I’m sitting here at work, working (as one tends to do at work), and I’m playing my ‘old man’ music… Today is a selection of old Rush from the recent 40th anniversary reissue of “Moving Pictures”.
Moving Pictures came out in ’81… I remember picking it up at the record store shortly after it was released, zipping it up in the front of my jacket (it was February in Colorado), and biking home as fast as I could. This was so I could put the album on before my parents got home, so that I could listen to it with some volume.
The opening chords of “Tom Sawyer” literally stopped the world for me.
But, while the album is chock-full of amazing music, as a Rush album tends to be, it is the dystopian “Red Barchetta” that sticks with me the most all these years later.
I was a serious motor-head growing up, and the late 70’s and 80’s tended to have an undercurrent of dystopia to it, so the song instantly lit my imagination.

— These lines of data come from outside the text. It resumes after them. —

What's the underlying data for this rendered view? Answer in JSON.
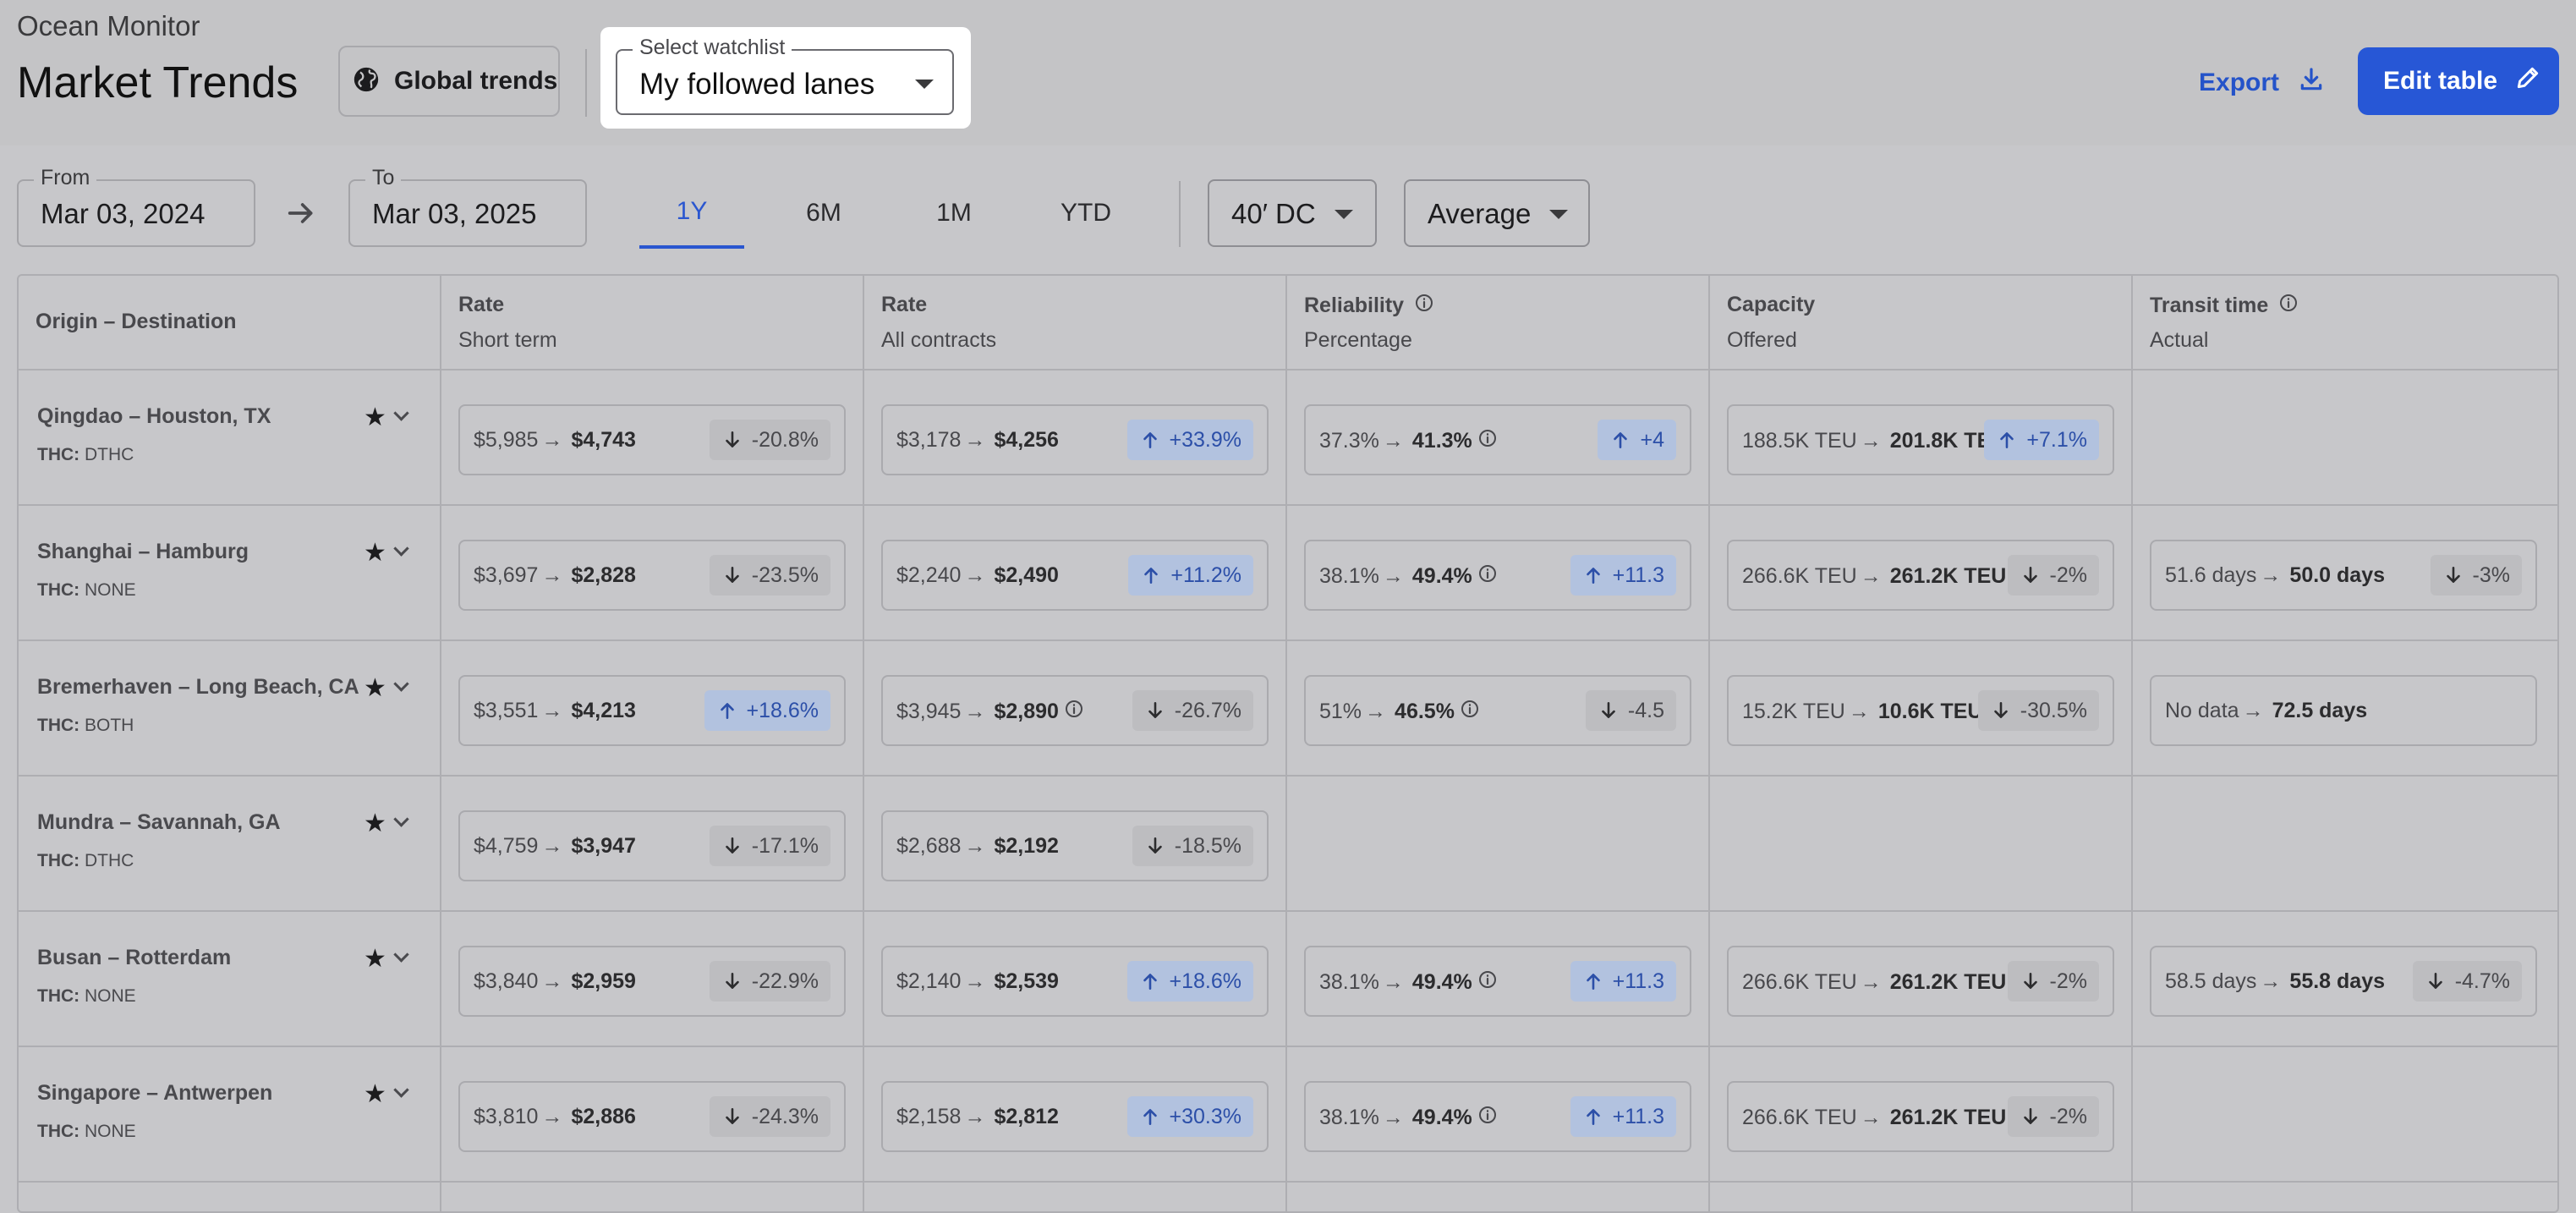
{
  "header": {
    "app_name": "Ocean Monitor",
    "title": "Market Trends",
    "global_trends_label": "Global trends",
    "watchlist_label": "Select watchlist",
    "watchlist_value": "My followed lanes",
    "export_label": "Export",
    "edit_label": "Edit table"
  },
  "filters": {
    "from_label": "From",
    "from_value": "Mar 03, 2024",
    "to_label": "To",
    "to_value": "Mar 03, 2025",
    "tabs": [
      "1Y",
      "6M",
      "1M",
      "YTD"
    ],
    "active_tab": "1Y",
    "container": "40′ DC",
    "aggregation": "Average"
  },
  "columns": {
    "lane": "Origin – Destination",
    "rate_st": {
      "title": "Rate",
      "sub": "Short term"
    },
    "rate_all": {
      "title": "Rate",
      "sub": "All contracts"
    },
    "reliability": {
      "title": "Reliability",
      "sub": "Percentage"
    },
    "capacity": {
      "title": "Capacity",
      "sub": "Offered"
    },
    "transit": {
      "title": "Transit time",
      "sub": "Actual"
    }
  },
  "thc_prefix": "THC:",
  "rows": [
    {
      "name": "Qingdao – Houston, TX",
      "thc": "DTHC",
      "rate_st": {
        "from": "$5,985",
        "to": "$4,743",
        "change": "-20.8%",
        "dir": "down"
      },
      "rate_all": {
        "from": "$3,178",
        "to": "$4,256",
        "change": "+33.9%",
        "dir": "up"
      },
      "reliability": {
        "from": "37.3%",
        "to": "41.3%",
        "change": "+4",
        "dir": "up"
      },
      "capacity": {
        "from": "188.5K TEU",
        "to": "201.8K TEU",
        "change": "+7.1%",
        "dir": "up"
      }
    },
    {
      "name": "Shanghai – Hamburg",
      "thc": "NONE",
      "rate_st": {
        "from": "$3,697",
        "to": "$2,828",
        "change": "-23.5%",
        "dir": "down"
      },
      "rate_all": {
        "from": "$2,240",
        "to": "$2,490",
        "change": "+11.2%",
        "dir": "up"
      },
      "reliability": {
        "from": "38.1%",
        "to": "49.4%",
        "change": "+11.3",
        "dir": "up"
      },
      "capacity": {
        "from": "266.6K TEU",
        "to": "261.2K TEU",
        "change": "-2%",
        "dir": "down"
      },
      "transit": {
        "from": "51.6 days",
        "to": "50.0 days",
        "change": "-3%",
        "dir": "down"
      }
    },
    {
      "name": "Bremerhaven – Long Beach, CA",
      "thc": "BOTH",
      "rate_st": {
        "from": "$3,551",
        "to": "$4,213",
        "change": "+18.6%",
        "dir": "up"
      },
      "rate_all": {
        "from": "$3,945",
        "to": "$2,890",
        "change": "-26.7%",
        "dir": "down"
      },
      "reliability": {
        "from": "51%",
        "to": "46.5%",
        "change": "-4.5",
        "dir": "down"
      },
      "capacity": {
        "from": "15.2K TEU",
        "to": "10.6K TEU",
        "change": "-30.5%",
        "dir": "down"
      },
      "transit": {
        "from": "No data",
        "to": "72.5 days"
      }
    },
    {
      "name": "Mundra – Savannah, GA",
      "thc": "DTHC",
      "rate_st": {
        "from": "$4,759",
        "to": "$3,947",
        "change": "-17.1%",
        "dir": "down"
      },
      "rate_all": {
        "from": "$2,688",
        "to": "$2,192",
        "change": "-18.5%",
        "dir": "down"
      }
    },
    {
      "name": "Busan – Rotterdam",
      "thc": "NONE",
      "rate_st": {
        "from": "$3,840",
        "to": "$2,959",
        "change": "-22.9%",
        "dir": "down"
      },
      "rate_all": {
        "from": "$2,140",
        "to": "$2,539",
        "change": "+18.6%",
        "dir": "up"
      },
      "reliability": {
        "from": "38.1%",
        "to": "49.4%",
        "change": "+11.3",
        "dir": "up"
      },
      "capacity": {
        "from": "266.6K TEU",
        "to": "261.2K TEU",
        "change": "-2%",
        "dir": "down"
      },
      "transit": {
        "from": "58.5 days",
        "to": "55.8 days",
        "change": "-4.7%",
        "dir": "down"
      }
    },
    {
      "name": "Singapore – Antwerpen",
      "thc": "NONE",
      "rate_st": {
        "from": "$3,810",
        "to": "$2,886",
        "change": "-24.3%",
        "dir": "down"
      },
      "rate_all": {
        "from": "$2,158",
        "to": "$2,812",
        "change": "+30.3%",
        "dir": "up"
      },
      "reliability": {
        "from": "38.1%",
        "to": "49.4%",
        "change": "+11.3",
        "dir": "up"
      },
      "capacity": {
        "from": "266.6K TEU",
        "to": "261.2K TEU",
        "change": "-2%",
        "dir": "down"
      }
    }
  ]
}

The song’s lyrics tell a story set in a future in which a “Motor Law” has banned cars. The narrator’s uncle has kept one of these now-illegal cars (the titular red Barchetta) in pristine condition for roughly 50 years, and is hiding it at his secret country home – a farm from before the Motor Law was enacted.
Every Sunday the narrator commits a “weekly crime” of evading omnipresent surveillance, hoping a cargo train to get outside ‘the wire’, and sneaking out to his uncle’s farm to go for a drive in the countryside.

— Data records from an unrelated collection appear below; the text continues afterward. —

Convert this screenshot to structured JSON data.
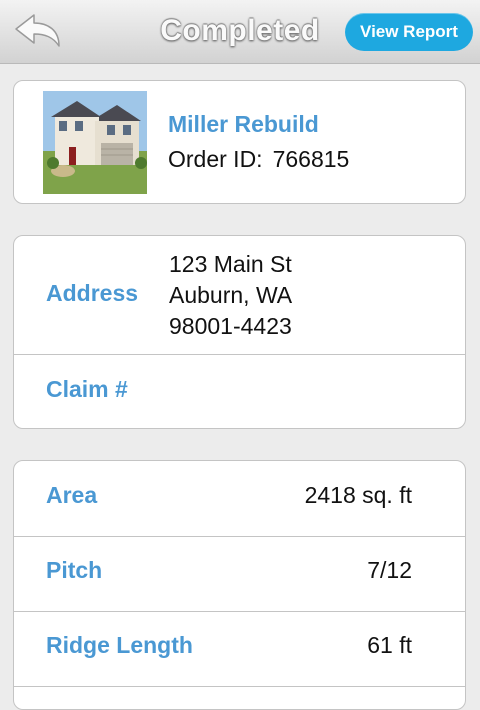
{
  "navbar": {
    "title": "Completed",
    "view_report_label": "View Report",
    "back_icon": "back-arrow-icon"
  },
  "order": {
    "project_name": "Miller Rebuild",
    "order_id_label": "Order ID:",
    "order_id": "766815",
    "thumbnail": "house-photo"
  },
  "address_card": {
    "address_label": "Address",
    "address_lines": [
      "123 Main St",
      "Auburn, WA",
      "98001-4423"
    ],
    "claim_label": "Claim #",
    "claim_value": ""
  },
  "metrics": [
    {
      "label": "Area",
      "value": "2418 sq. ft"
    },
    {
      "label": "Pitch",
      "value": "7/12"
    },
    {
      "label": "Ridge Length",
      "value": "61 ft"
    }
  ],
  "colors": {
    "accent": "#4a98d3",
    "button": "#1ea8e0"
  }
}
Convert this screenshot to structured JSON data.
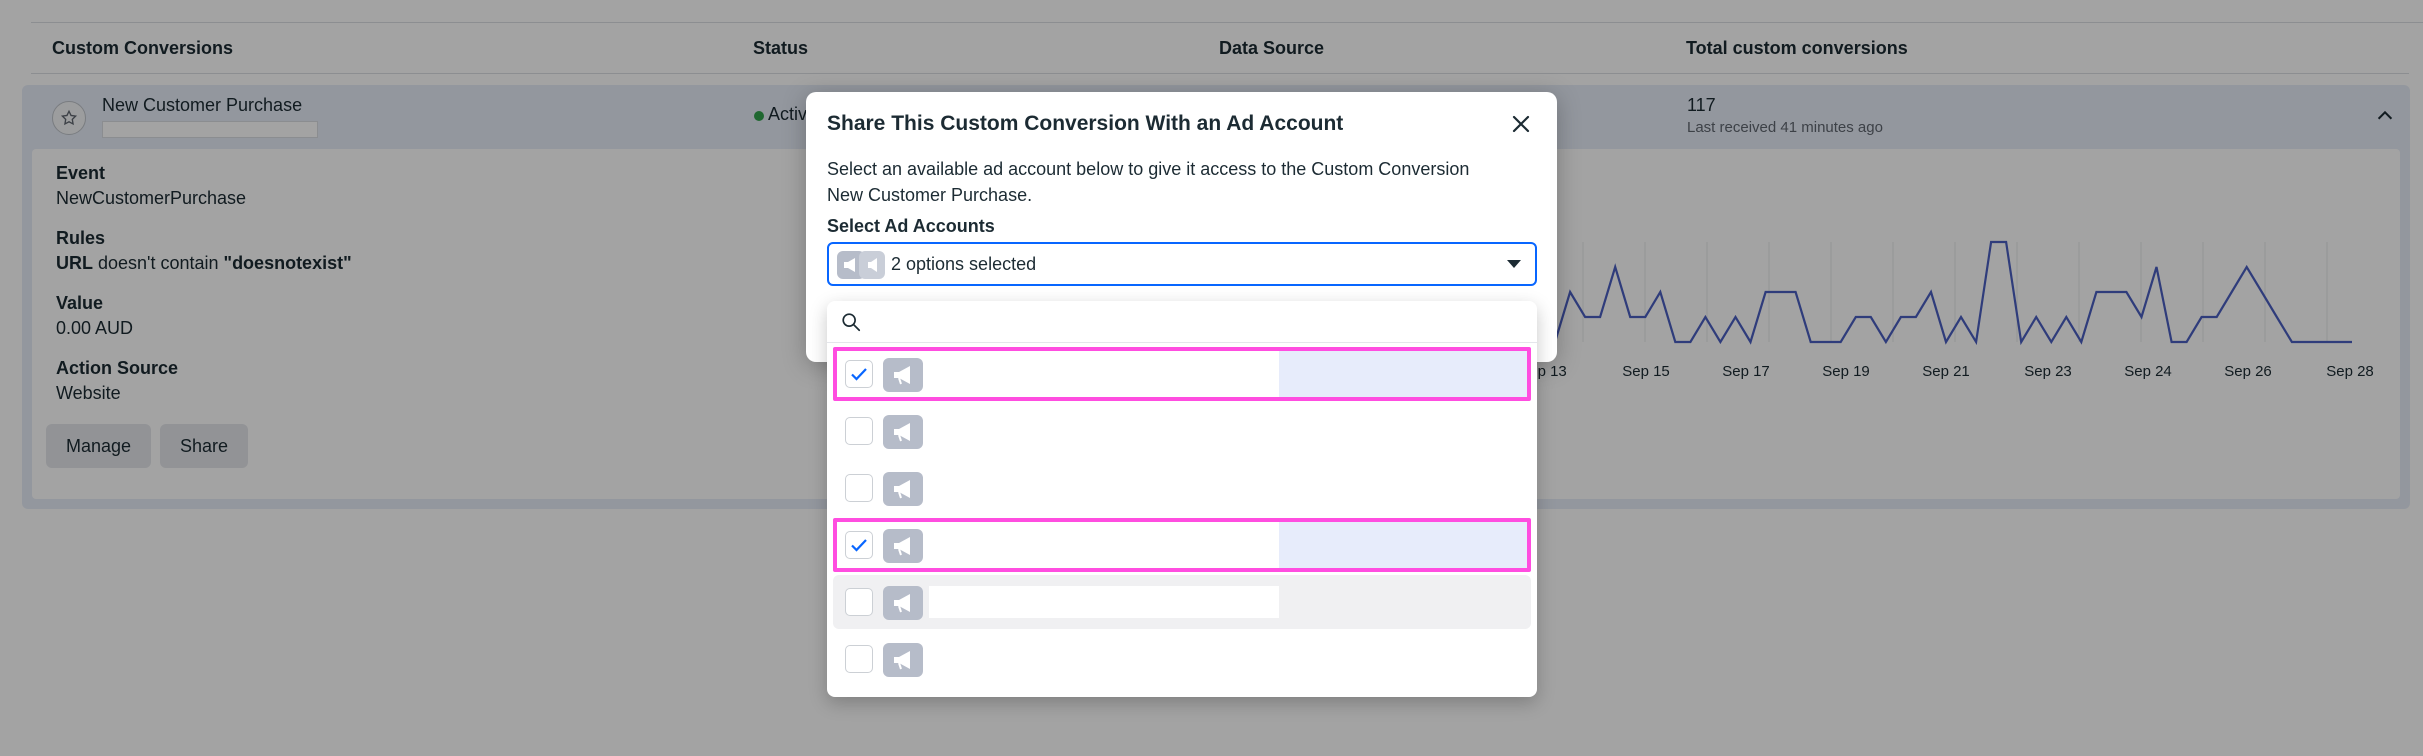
{
  "table": {
    "headers": [
      "Custom Conversions",
      "Status",
      "Data Source",
      "Total custom conversions"
    ]
  },
  "row": {
    "name": "New Customer Purchase",
    "status": "Active",
    "total": "117",
    "last_received": "Last received 41 minutes ago",
    "details": [
      {
        "label": "Event",
        "value": "NewCustomerPurchase"
      },
      {
        "label": "Rules",
        "value_prefix": "URL",
        "value_mid": " doesn't contain ",
        "value_quoted": "\"doesnotexist\""
      },
      {
        "label": "Value",
        "value": "0.00 AUD"
      },
      {
        "label": "Action Source",
        "value": "Website"
      }
    ],
    "buttons": {
      "manage": "Manage",
      "share": "Share"
    }
  },
  "chart_data": {
    "type": "line",
    "series": [
      {
        "color": "#4a5fc1",
        "values": [
          0,
          0,
          2,
          1,
          1,
          3,
          1,
          1,
          2,
          0,
          0,
          1,
          0,
          1,
          0,
          2,
          2,
          2,
          0,
          0,
          0,
          1,
          1,
          0,
          1,
          1,
          2,
          0,
          1,
          0,
          4,
          4,
          0,
          1,
          0,
          1,
          0,
          2,
          2,
          2,
          1,
          3,
          0,
          0,
          1,
          1,
          2,
          3,
          2,
          1,
          0,
          0,
          0,
          0,
          0
        ]
      }
    ],
    "x_tick_labels": [
      "Sep 13",
      "Sep 15",
      "Sep 17",
      "Sep 19",
      "Sep 21",
      "Sep 23",
      "Sep 24",
      "Sep 26",
      "Sep 28"
    ],
    "grid": true
  },
  "modal": {
    "title": "Share This Custom Conversion With an Ad Account",
    "description": "Select an available ad account below to give it access to the Custom Conversion New Customer Purchase.",
    "select_label": "Select Ad Accounts",
    "select_value": "2 options selected",
    "close_icon": "close-icon"
  },
  "dropdown": {
    "search_placeholder": "",
    "options": [
      {
        "checked": true,
        "highlighted": true
      },
      {
        "checked": false,
        "highlighted": false
      },
      {
        "checked": false,
        "highlighted": false
      },
      {
        "checked": true,
        "highlighted": true
      },
      {
        "checked": false,
        "highlighted": false,
        "hover": true
      },
      {
        "checked": false,
        "highlighted": false
      }
    ]
  },
  "colors": {
    "accent": "#0866ff",
    "highlight_outline": "#ff4de0",
    "status_active": "#31a24c",
    "chart_line": "#4a5fc1"
  }
}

During one such drive, he encounters a “gleaming alloy air car” that begins to chase him along the roads. A second such vehicle soon joins the pursuit, which continues until the narrator drives across a one-lane bridge that is too narrow for the air cars. The song ends with the narrator returning safely to his uncle’s farm.
Kid-me in 1981 thought the song was an excellent musical story!
Adult-me in 2022 thinks the song was prophetic and that I should buy a very analog sports car and hide it away before the Church of Climate Change enacts the inevitable “Motor Law.”
Listening to "Limelight" by Rush